### [EXERCISE]
Return all of the data exactly as written, without the pictures.
*** Begin section ***
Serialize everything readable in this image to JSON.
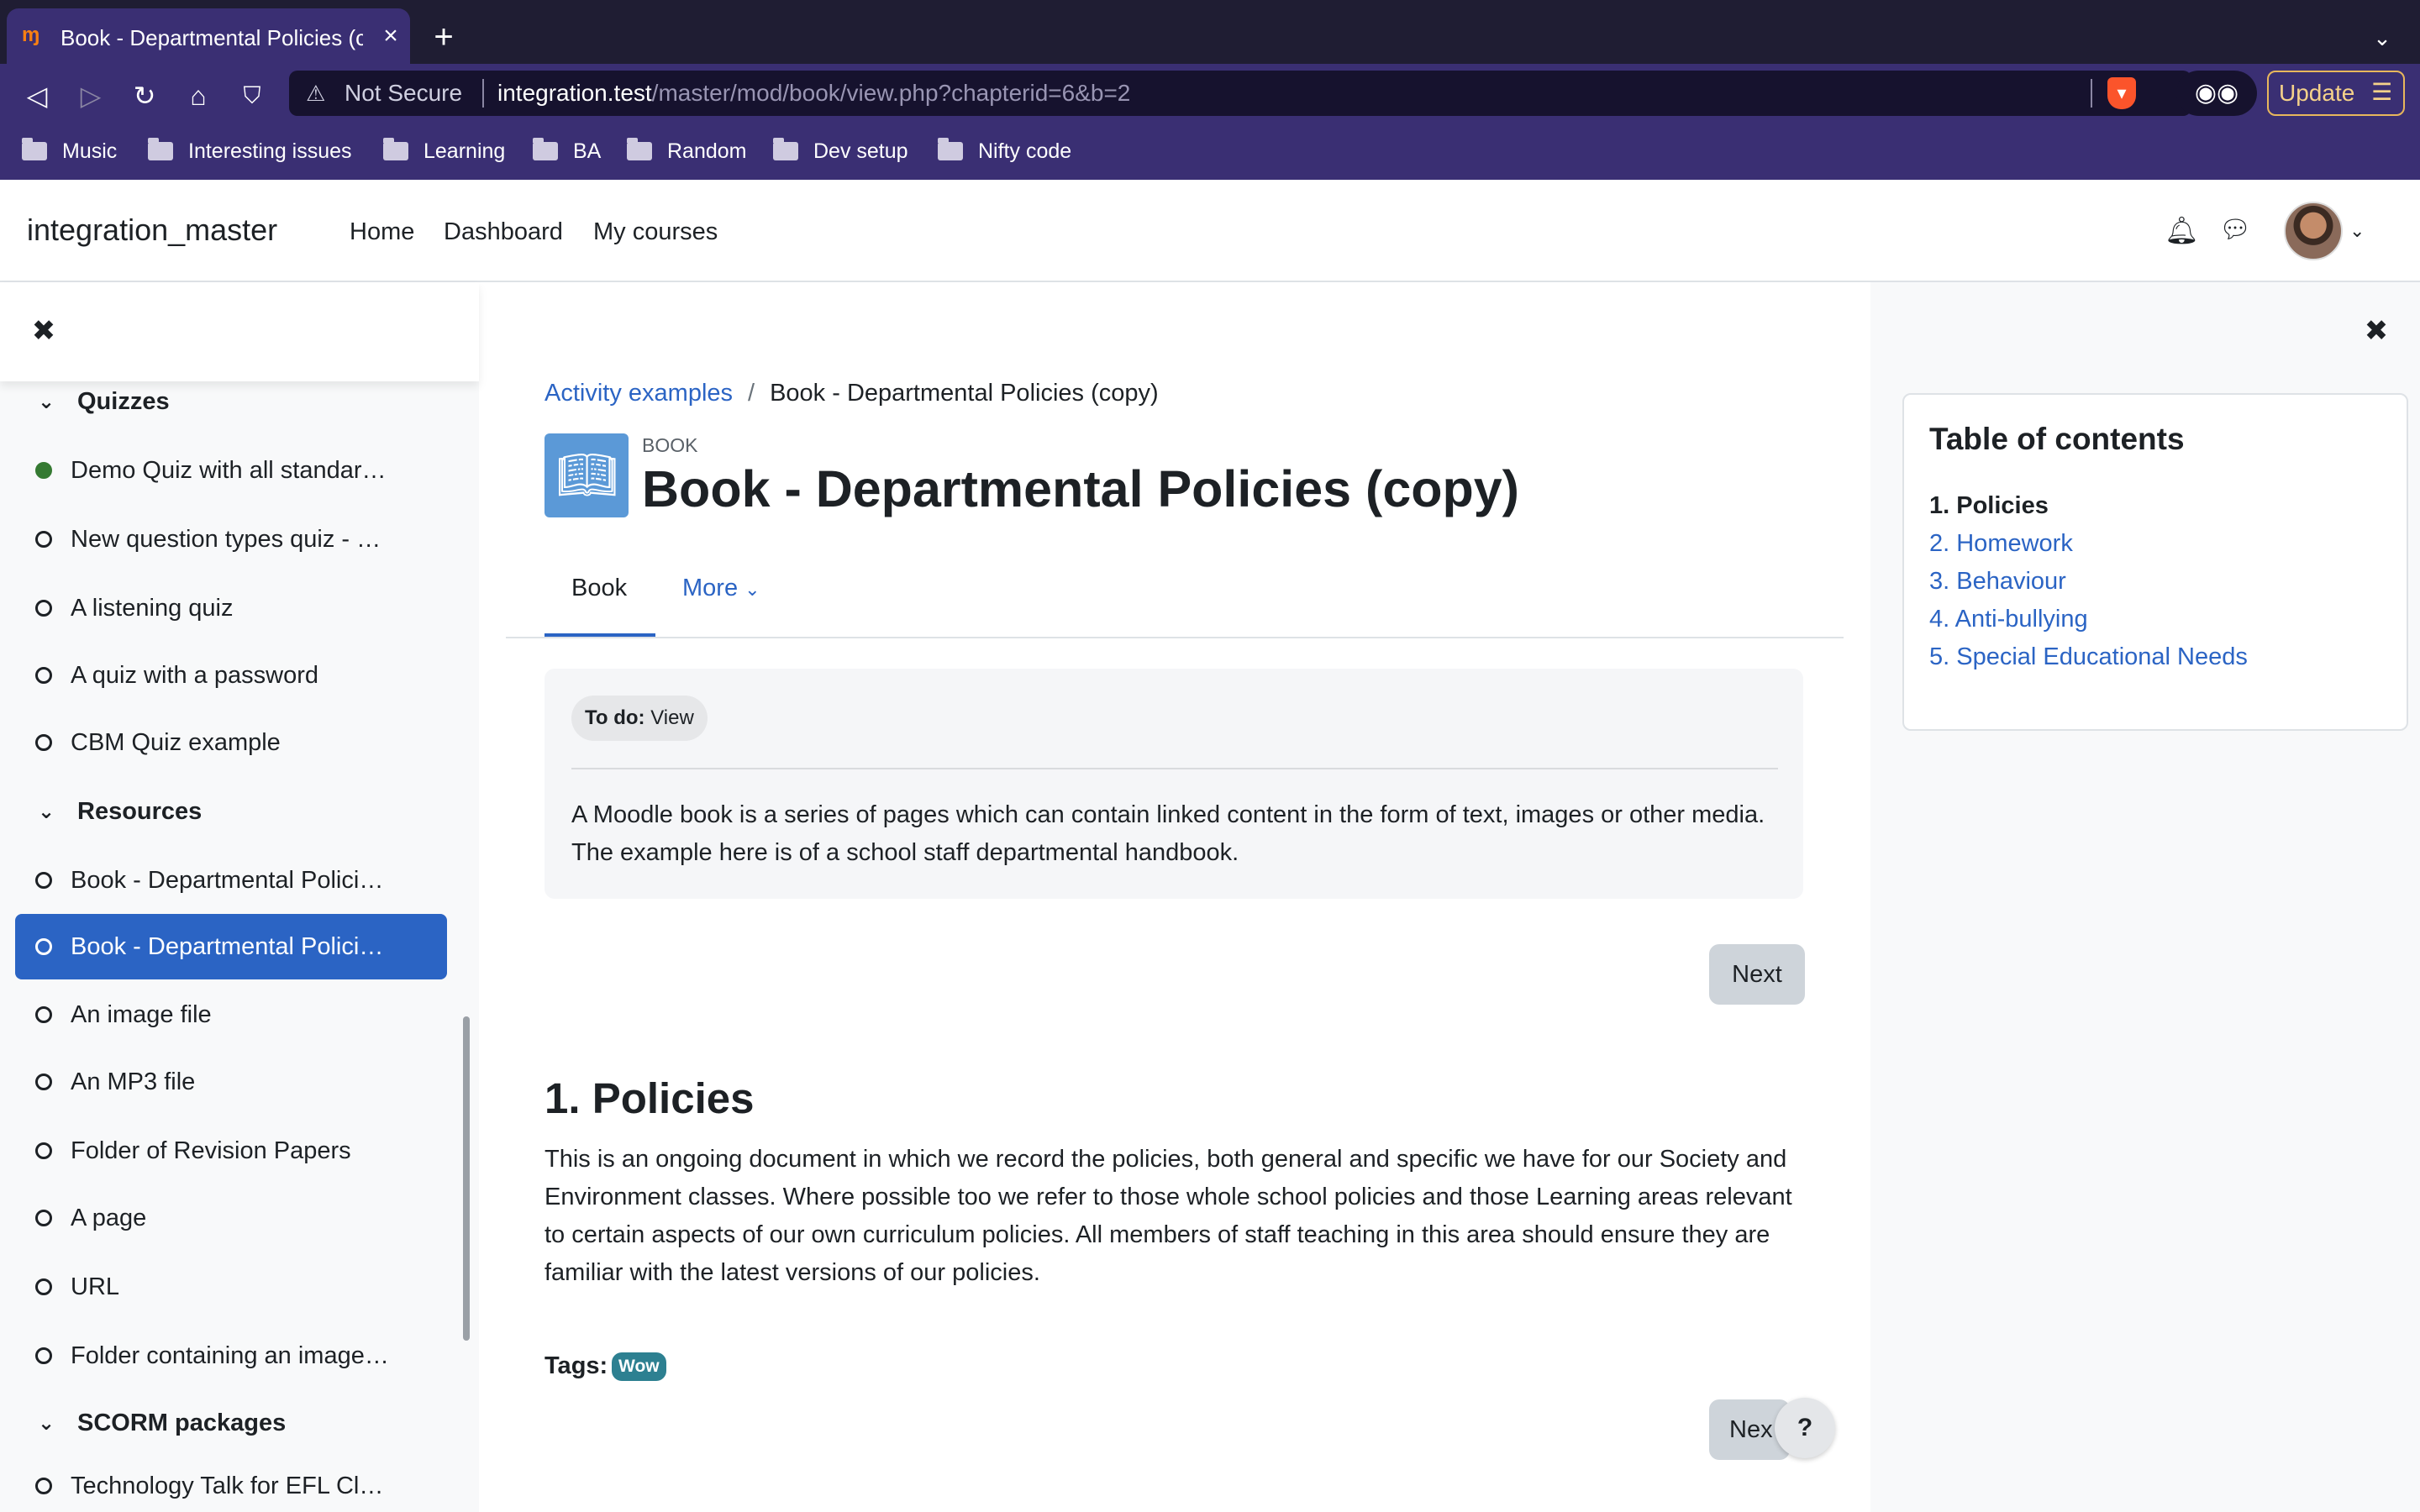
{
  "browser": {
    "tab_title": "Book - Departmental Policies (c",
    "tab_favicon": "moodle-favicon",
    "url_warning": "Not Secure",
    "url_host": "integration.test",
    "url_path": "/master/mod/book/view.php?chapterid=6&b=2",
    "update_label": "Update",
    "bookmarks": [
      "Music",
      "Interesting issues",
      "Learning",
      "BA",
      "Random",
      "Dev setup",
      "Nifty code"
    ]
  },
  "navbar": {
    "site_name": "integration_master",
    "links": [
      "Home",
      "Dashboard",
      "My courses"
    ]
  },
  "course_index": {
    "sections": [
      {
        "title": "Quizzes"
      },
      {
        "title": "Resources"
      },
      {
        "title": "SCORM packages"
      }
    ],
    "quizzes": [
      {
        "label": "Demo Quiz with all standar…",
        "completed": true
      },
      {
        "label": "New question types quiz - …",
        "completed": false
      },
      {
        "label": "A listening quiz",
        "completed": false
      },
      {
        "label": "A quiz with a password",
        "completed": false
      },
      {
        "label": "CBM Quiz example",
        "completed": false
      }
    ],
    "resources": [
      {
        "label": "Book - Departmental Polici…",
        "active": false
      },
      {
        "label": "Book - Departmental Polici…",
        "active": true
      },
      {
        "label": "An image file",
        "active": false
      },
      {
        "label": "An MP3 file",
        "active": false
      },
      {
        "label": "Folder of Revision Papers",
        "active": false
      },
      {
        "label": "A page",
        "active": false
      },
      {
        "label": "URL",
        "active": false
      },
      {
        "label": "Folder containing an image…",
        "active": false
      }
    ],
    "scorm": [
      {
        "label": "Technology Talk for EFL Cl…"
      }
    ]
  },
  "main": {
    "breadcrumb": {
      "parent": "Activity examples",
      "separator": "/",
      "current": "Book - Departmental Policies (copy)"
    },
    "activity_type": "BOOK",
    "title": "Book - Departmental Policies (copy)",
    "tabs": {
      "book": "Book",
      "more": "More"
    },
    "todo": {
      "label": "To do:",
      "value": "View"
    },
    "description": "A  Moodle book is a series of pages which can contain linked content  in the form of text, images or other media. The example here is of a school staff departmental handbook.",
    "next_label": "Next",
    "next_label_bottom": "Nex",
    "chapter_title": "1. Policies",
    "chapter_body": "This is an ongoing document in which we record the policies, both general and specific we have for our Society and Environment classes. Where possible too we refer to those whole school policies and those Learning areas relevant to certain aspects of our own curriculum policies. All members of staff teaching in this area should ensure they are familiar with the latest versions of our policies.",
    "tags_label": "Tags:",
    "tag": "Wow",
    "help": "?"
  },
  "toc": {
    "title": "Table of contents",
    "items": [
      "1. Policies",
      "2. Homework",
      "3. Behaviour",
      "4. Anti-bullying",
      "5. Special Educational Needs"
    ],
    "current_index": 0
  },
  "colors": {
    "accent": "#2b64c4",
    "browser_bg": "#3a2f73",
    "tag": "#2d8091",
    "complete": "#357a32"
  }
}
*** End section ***
### [RESPONSE]
Serialize everything readable in this image to JSON.
{
  "browser": {
    "tab_title": "Book - Departmental Policies (c",
    "tab_favicon": "moodle-favicon",
    "url_warning": "Not Secure",
    "url_host": "integration.test",
    "url_path": "/master/mod/book/view.php?chapterid=6&b=2",
    "update_label": "Update",
    "bookmarks": [
      "Music",
      "Interesting issues",
      "Learning",
      "BA",
      "Random",
      "Dev setup",
      "Nifty code"
    ]
  },
  "navbar": {
    "site_name": "integration_master",
    "links": [
      "Home",
      "Dashboard",
      "My courses"
    ]
  },
  "course_index": {
    "sections": [
      {
        "title": "Quizzes"
      },
      {
        "title": "Resources"
      },
      {
        "title": "SCORM packages"
      }
    ],
    "quizzes": [
      {
        "label": "Demo Quiz with all standar…",
        "completed": true
      },
      {
        "label": "New question types quiz - …",
        "completed": false
      },
      {
        "label": "A listening quiz",
        "completed": false
      },
      {
        "label": "A quiz with a password",
        "completed": false
      },
      {
        "label": "CBM Quiz example",
        "completed": false
      }
    ],
    "resources": [
      {
        "label": "Book - Departmental Polici…",
        "active": false
      },
      {
        "label": "Book - Departmental Polici…",
        "active": true
      },
      {
        "label": "An image file",
        "active": false
      },
      {
        "label": "An MP3 file",
        "active": false
      },
      {
        "label": "Folder of Revision Papers",
        "active": false
      },
      {
        "label": "A page",
        "active": false
      },
      {
        "label": "URL",
        "active": false
      },
      {
        "label": "Folder containing an image…",
        "active": false
      }
    ],
    "scorm": [
      {
        "label": "Technology Talk for EFL Cl…"
      }
    ]
  },
  "main": {
    "breadcrumb": {
      "parent": "Activity examples",
      "separator": "/",
      "current": "Book - Departmental Policies (copy)"
    },
    "activity_type": "BOOK",
    "title": "Book - Departmental Policies (copy)",
    "tabs": {
      "book": "Book",
      "more": "More"
    },
    "todo": {
      "label": "To do:",
      "value": "View"
    },
    "description": "A  Moodle book is a series of pages which can contain linked content  in the form of text, images or other media. The example here is of a school staff departmental handbook.",
    "next_label": "Next",
    "next_label_bottom": "Nex",
    "chapter_title": "1. Policies",
    "chapter_body": "This is an ongoing document in which we record the policies, both general and specific we have for our Society and Environment classes. Where possible too we refer to those whole school policies and those Learning areas relevant to certain aspects of our own curriculum policies. All members of staff teaching in this area should ensure they are familiar with the latest versions of our policies.",
    "tags_label": "Tags:",
    "tag": "Wow",
    "help": "?"
  },
  "toc": {
    "title": "Table of contents",
    "items": [
      "1. Policies",
      "2. Homework",
      "3. Behaviour",
      "4. Anti-bullying",
      "5. Special Educational Needs"
    ],
    "current_index": 0
  },
  "colors": {
    "accent": "#2b64c4",
    "browser_bg": "#3a2f73",
    "tag": "#2d8091",
    "complete": "#357a32"
  }
}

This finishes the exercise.